[DATA UNDER STUDY — start]

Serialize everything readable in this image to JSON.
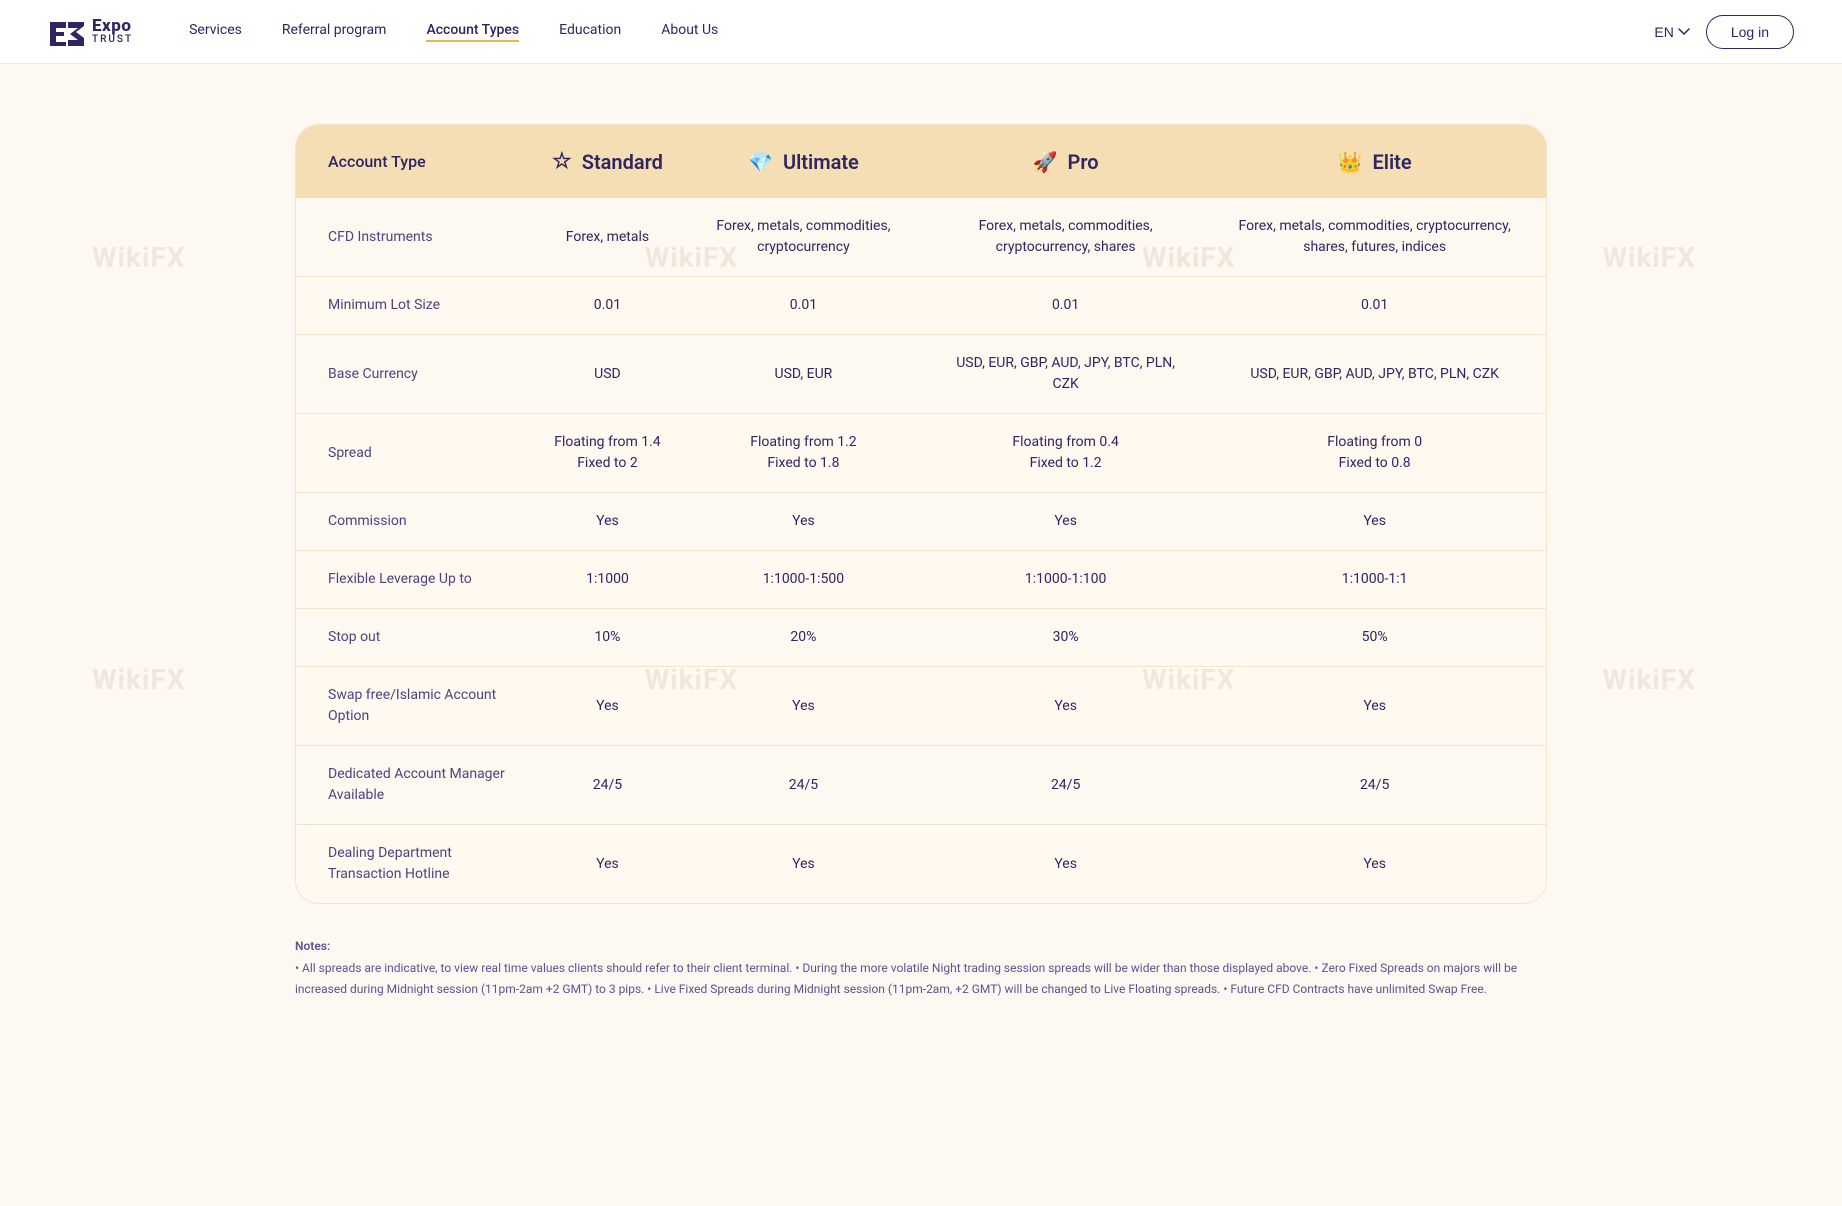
{
  "site": {
    "logo_expo": "Expo",
    "logo_trust": "TRUST",
    "nav": {
      "links": [
        {
          "label": "Services",
          "active": false
        },
        {
          "label": "Referral program",
          "active": false
        },
        {
          "label": "Account Types",
          "active": true
        },
        {
          "label": "Education",
          "active": false
        },
        {
          "label": "About Us",
          "active": false
        }
      ],
      "lang": "EN",
      "login": "Log in"
    }
  },
  "table": {
    "header": {
      "col0": "Account Type",
      "col1_label": "Standard",
      "col1_icon": "☆",
      "col2_label": "Ultimate",
      "col2_icon": "💎",
      "col3_label": "Pro",
      "col3_icon": "🚀",
      "col4_label": "Elite",
      "col4_icon": "👑"
    },
    "rows": [
      {
        "feature": "CFD Instruments",
        "standard": "Forex, metals",
        "ultimate": "Forex, metals, commodities, cryptocurrency",
        "pro": "Forex, metals, commodities, cryptocurrency, shares",
        "elite": "Forex, metals, commodities, cryptocurrency, shares, futures, indices"
      },
      {
        "feature": "Minimum Lot Size",
        "standard": "0.01",
        "ultimate": "0.01",
        "pro": "0.01",
        "elite": "0.01"
      },
      {
        "feature": "Base Currency",
        "standard": "USD",
        "ultimate": "USD, EUR",
        "pro": "USD, EUR, GBP, AUD, JPY, BTC, PLN, CZK",
        "elite": "USD, EUR, GBP, AUD, JPY, BTC, PLN, CZK"
      },
      {
        "feature": "Spread",
        "standard": "Floating from 1.4\nFixed to 2",
        "ultimate": "Floating from 1.2\nFixed to 1.8",
        "pro": "Floating from 0.4\nFixed to 1.2",
        "elite": "Floating from 0\nFixed to 0.8"
      },
      {
        "feature": "Commission",
        "standard": "Yes",
        "ultimate": "Yes",
        "pro": "Yes",
        "elite": "Yes"
      },
      {
        "feature": "Flexible Leverage Up to",
        "standard": "1:1000",
        "ultimate": "1:1000-1:500",
        "pro": "1:1000-1:100",
        "elite": "1:1000-1:1"
      },
      {
        "feature": "Stop out",
        "standard": "10%",
        "ultimate": "20%",
        "pro": "30%",
        "elite": "50%"
      },
      {
        "feature": "Swap free/Islamic Account Option",
        "standard": "Yes",
        "ultimate": "Yes",
        "pro": "Yes",
        "elite": "Yes"
      },
      {
        "feature": "Dedicated Account Manager Available",
        "standard": "24/5",
        "ultimate": "24/5",
        "pro": "24/5",
        "elite": "24/5"
      },
      {
        "feature": "Dealing Department Transaction Hotline",
        "standard": "Yes",
        "ultimate": "Yes",
        "pro": "Yes",
        "elite": "Yes"
      }
    ]
  },
  "notes": {
    "title": "Notes:",
    "lines": [
      "• All spreads are indicative, to view real time values clients should refer to their client terminal. • During the more volatile Night trading session spreads will be wider than those displayed above. • Zero Fixed Spreads on majors will be increased during Midnight session (11pm-2am +2 GMT) to 3 pips. • Live Fixed Spreads during Midnight session (11pm-2am, +2 GMT) will be changed to Live Floating spreads. • Future CFD Contracts have unlimited Swap Free."
    ]
  }
}
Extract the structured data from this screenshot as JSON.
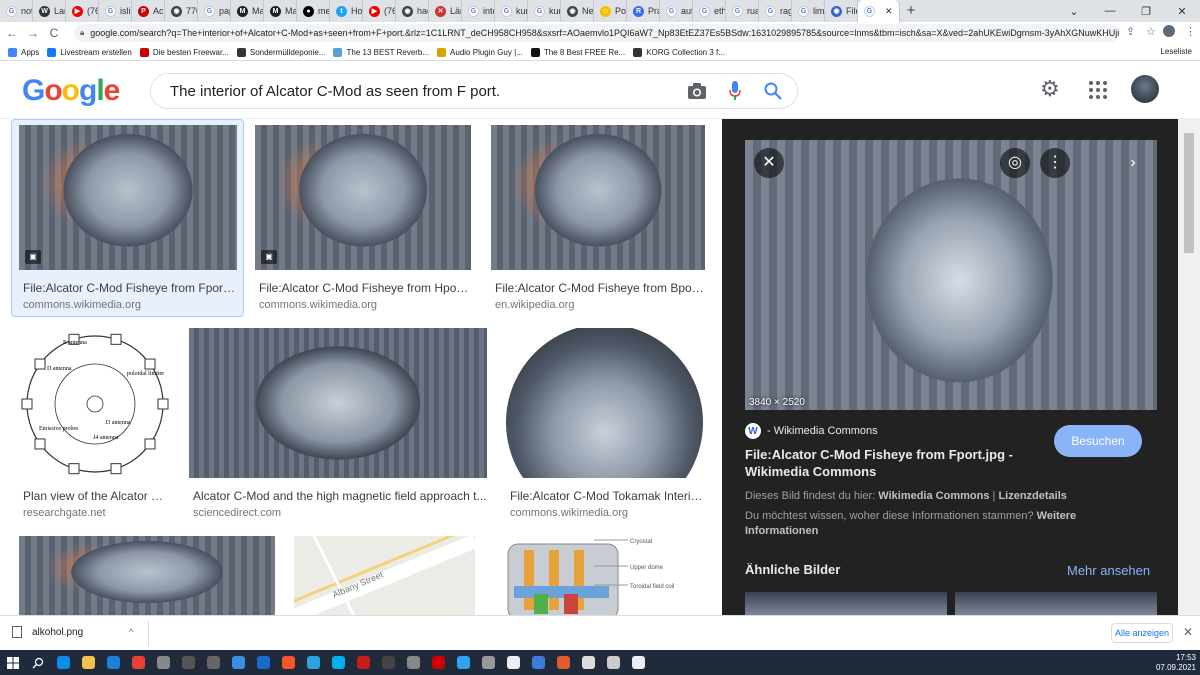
{
  "tabs": [
    {
      "label": "not",
      "fav": "G",
      "color": "#fff"
    },
    {
      "label": "Lar",
      "fav": "W",
      "color": "#333"
    },
    {
      "label": "(76",
      "fav": "▶",
      "color": "#e00"
    },
    {
      "label": "islie",
      "fav": "G",
      "color": "#fff"
    },
    {
      "label": "Ach",
      "fav": "P",
      "color": "#c00"
    },
    {
      "label": "770",
      "fav": "◉",
      "color": "#444"
    },
    {
      "label": "pap",
      "fav": "G",
      "color": "#fff"
    },
    {
      "label": "Ma",
      "fav": "M",
      "color": "#222"
    },
    {
      "label": "Ma",
      "fav": "M",
      "color": "#222"
    },
    {
      "label": "me",
      "fav": "●",
      "color": "#000"
    },
    {
      "label": "Hor",
      "fav": "t",
      "color": "#1da1f2"
    },
    {
      "label": "(76",
      "fav": "▶",
      "color": "#e00"
    },
    {
      "label": "hac",
      "fav": "◉",
      "color": "#444"
    },
    {
      "label": "Län",
      "fav": "✕",
      "color": "#c33"
    },
    {
      "label": "inte",
      "fav": "G",
      "color": "#fff"
    },
    {
      "label": "kurs",
      "fav": "G",
      "color": "#fff"
    },
    {
      "label": "kurs",
      "fav": "G",
      "color": "#fff"
    },
    {
      "label": "Ne",
      "fav": "◉",
      "color": "#444"
    },
    {
      "label": "Pos",
      "fav": "☺",
      "color": "#f6c000"
    },
    {
      "label": "Pral",
      "fav": "R",
      "color": "#3a6ee8"
    },
    {
      "label": "auti",
      "fav": "G",
      "color": "#fff"
    },
    {
      "label": "eth",
      "fav": "G",
      "color": "#fff"
    },
    {
      "label": "ruas",
      "fav": "G",
      "color": "#fff"
    },
    {
      "label": "rag",
      "fav": "G",
      "color": "#fff"
    },
    {
      "label": "limi",
      "fav": "G",
      "color": "#fff"
    },
    {
      "label": "File",
      "fav": "◉",
      "color": "#36c"
    }
  ],
  "active_tab": {
    "fav": "G"
  },
  "window_controls": {
    "minimize": "—",
    "maximize": "❐",
    "close": "✕",
    "menu": "⌄"
  },
  "newtab_label": "+",
  "nav": {
    "back": "←",
    "forward": "→",
    "reload": "C"
  },
  "url": "google.com/search?q=The+interior+of+Alcator+C-Mod+as+seen+from+F+port.&rlz=1C1LRNT_deCH958CH958&sxsrf=AOaemvlo1PQI6aW7_Np83EtEZ37Es5BSdw:1631029895785&source=lnms&tbm=isch&sa=X&ved=2ahUKEwiDgrnsm-3yAhXGNuwKHUji...",
  "bookmarks": [
    {
      "label": "Apps",
      "color": "#4285f4"
    },
    {
      "label": "Livestream erstellen",
      "color": "#1877f2"
    },
    {
      "label": "Die besten Freewar...",
      "color": "#c00"
    },
    {
      "label": "Sondermülldeponie...",
      "color": "#333"
    },
    {
      "label": "The 13 BEST Reverb...",
      "color": "#5aa0d8"
    },
    {
      "label": "Audio Plugin Guy |...",
      "color": "#d9a400"
    },
    {
      "label": "The 8 Best FREE Re...",
      "color": "#111"
    },
    {
      "label": "KORG Collection 3 f...",
      "color": "#333"
    }
  ],
  "reading_list": "Leseliste",
  "search": {
    "query": "The interior of Alcator C-Mod as seen from F port."
  },
  "logo_letters": [
    {
      "ch": "G",
      "color": "#4285f4"
    },
    {
      "ch": "o",
      "color": "#ea4335"
    },
    {
      "ch": "o",
      "color": "#fbbc05"
    },
    {
      "ch": "g",
      "color": "#4285f4"
    },
    {
      "ch": "l",
      "color": "#34a853"
    },
    {
      "ch": "e",
      "color": "#ea4335"
    }
  ],
  "results": [
    {
      "title": "File:Alcator C-Mod Fisheye from Fport.j...",
      "source": "commons.wikimedia.org",
      "style": "tok",
      "badge": "▣"
    },
    {
      "title": "File:Alcator C-Mod Fisheye from Hport....",
      "source": "commons.wikimedia.org",
      "style": "tok",
      "badge": "▣"
    },
    {
      "title": "File:Alcator C-Mod Fisheye from Bport...",
      "source": "en.wikipedia.org",
      "style": "tok"
    },
    {
      "title": "Plan view of the Alcator C-...",
      "source": "researchgate.net",
      "style": "plan"
    },
    {
      "title": "Alcator C-Mod and the high magnetic field approach t...",
      "source": "sciencedirect.com",
      "style": "tok2"
    },
    {
      "title": "File:Alcator C-Mod Tokamak Interio...",
      "source": "commons.wikimedia.org",
      "style": "fish"
    },
    {
      "style": "tok"
    },
    {
      "style": "map",
      "map_label": "Albany Street"
    },
    {
      "style": "diagram",
      "labels": [
        "Cryostat",
        "Upper dome",
        "Toroidal field coil"
      ]
    }
  ],
  "plan_labels": [
    "E antenna",
    "D antenna",
    "poloidal limiter",
    "J3 antenna",
    "J4 antenna",
    "Emissive probes"
  ],
  "panel": {
    "dims": "3840 × 2520",
    "source": "- Wikimedia Commons",
    "visit": "Besuchen",
    "title": "File:Alcator C-Mod Fisheye from Fport.jpg - Wikimedia Commons",
    "found_prefix": "Dieses Bild findest du hier:",
    "found_link": "Wikimedia Commons",
    "found_sep": "|",
    "license": "Lizenzdetails",
    "ask": "Du möchtest wissen, woher diese Informationen stammen?",
    "ask_more": "Weitere Informationen",
    "similar": "Ähnliche Bilder",
    "more": "Mehr ansehen",
    "icons": {
      "close": "✕",
      "lens": "◎",
      "more": "⋮",
      "next": "›"
    }
  },
  "downloads": {
    "file": "alkohol.png",
    "show_all": "Alle anzeigen",
    "chevron": "^",
    "close": "✕"
  },
  "taskbar": {
    "time": "17:53",
    "date": "07.09.2021",
    "apps": [
      {
        "name": "start-icon",
        "color": "#fff"
      },
      {
        "name": "search-icon",
        "color": "#fff"
      },
      {
        "name": "edge-icon",
        "color": "#0c8ce9"
      },
      {
        "name": "explorer-icon",
        "color": "#f4c04a"
      },
      {
        "name": "mail-icon",
        "color": "#1c7ed6"
      },
      {
        "name": "chrome-icon",
        "color": "#e94235"
      },
      {
        "name": "app-icon",
        "color": "#888"
      },
      {
        "name": "app-icon",
        "color": "#555"
      },
      {
        "name": "live-icon",
        "color": "#666"
      },
      {
        "name": "app-icon",
        "color": "#3a8ee6"
      },
      {
        "name": "app-icon",
        "color": "#1b6ac9"
      },
      {
        "name": "brave-icon",
        "color": "#fb542b"
      },
      {
        "name": "telegram-icon",
        "color": "#2aa3df"
      },
      {
        "name": "skype-icon",
        "color": "#00aff0"
      },
      {
        "name": "app-icon",
        "color": "#c41b1b"
      },
      {
        "name": "app-icon",
        "color": "#444"
      },
      {
        "name": "app-icon",
        "color": "#888"
      },
      {
        "name": "app-icon",
        "color": "#c00"
      },
      {
        "name": "app-icon",
        "color": "#2ea3f2"
      },
      {
        "name": "app-icon",
        "color": "#999"
      },
      {
        "name": "app-icon",
        "color": "#eee"
      },
      {
        "name": "app-icon",
        "color": "#3e7bd6"
      },
      {
        "name": "app-icon",
        "color": "#e05a2b"
      },
      {
        "name": "app-icon",
        "color": "#ddd"
      },
      {
        "name": "app-icon",
        "color": "#ccc"
      },
      {
        "name": "app-icon",
        "color": "#eee"
      }
    ]
  }
}
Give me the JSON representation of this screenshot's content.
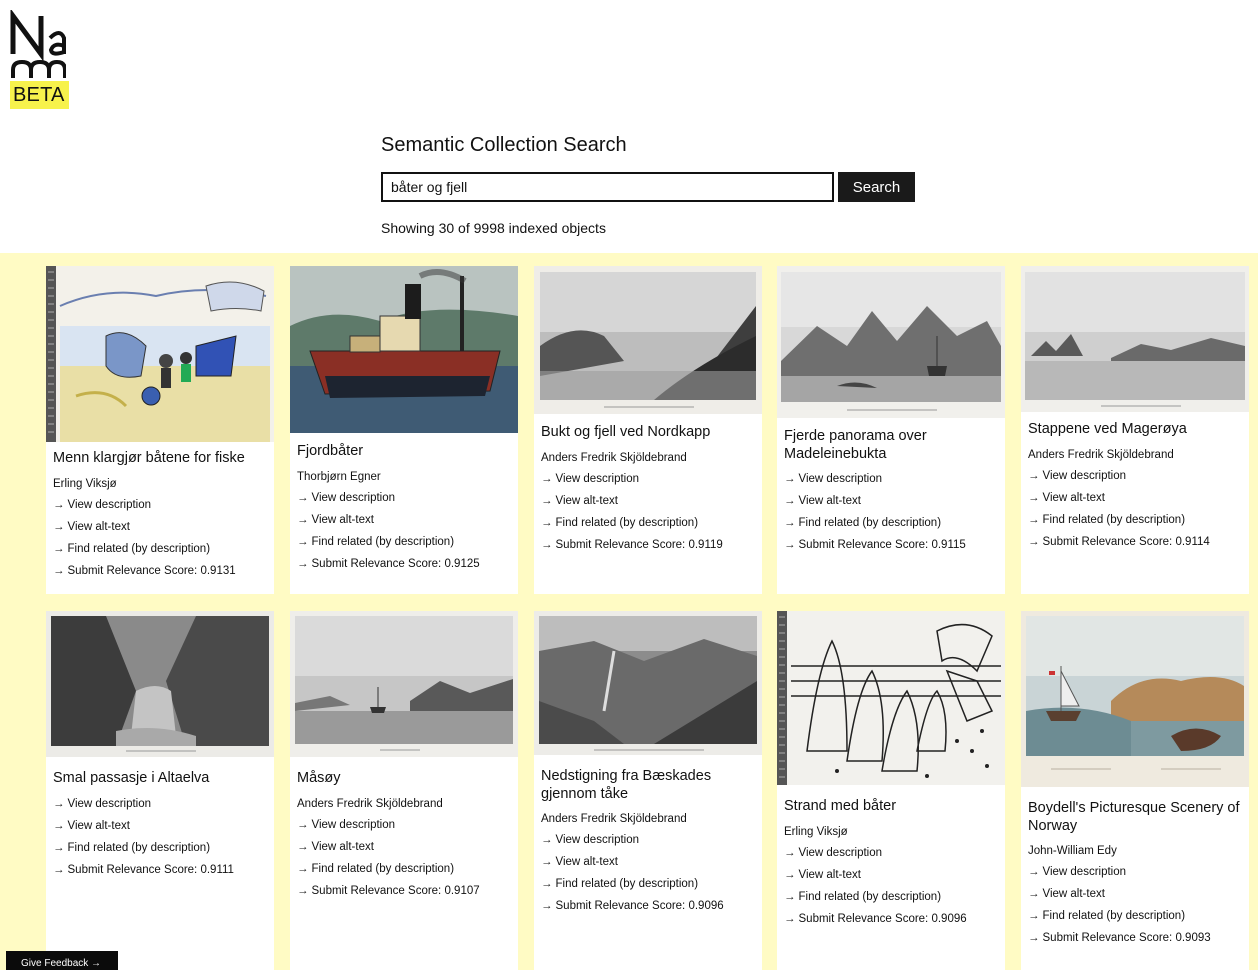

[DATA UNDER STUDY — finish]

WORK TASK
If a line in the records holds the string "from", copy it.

WRITTEN SOLUTION
        "standard": "Floating from 1.4\nFixed to 2",
        "ultimate": "Floating from 1.2\nFixed to 1.8",
        "pro": "Floating from 0.4\nFixed to 1.2",
        "elite": "Floating from 0\nFixed to 0.8"
Extract the structured data from this screenshot as JSON.
  "url": "google.com/search?q=The+interior+of+Alcator+C-Mod+as+seen+from+F+port.&rlz=1C1LRNT_deCH958CH958&sxsrf=AOaemvlo1PQI6aW7_Np83EtEZ37Es5BSdw:1631029895785&source=lnms&tbm=isch&sa=X&ved=2ahUKEwiDgrnsm-3yAhXGNuwKHUji...",
    "query": "The interior of Alcator C-Mod as seen from F port."
      "title": "File:Alcator C-Mod Fisheye from Fport.j...",
      "title": "File:Alcator C-Mod Fisheye from Hport....",
      "title": "File:Alcator C-Mod Fisheye from Bport...",
    "title": "File:Alcator C-Mod Fisheye from Fport.jpg - Wikimedia Commons",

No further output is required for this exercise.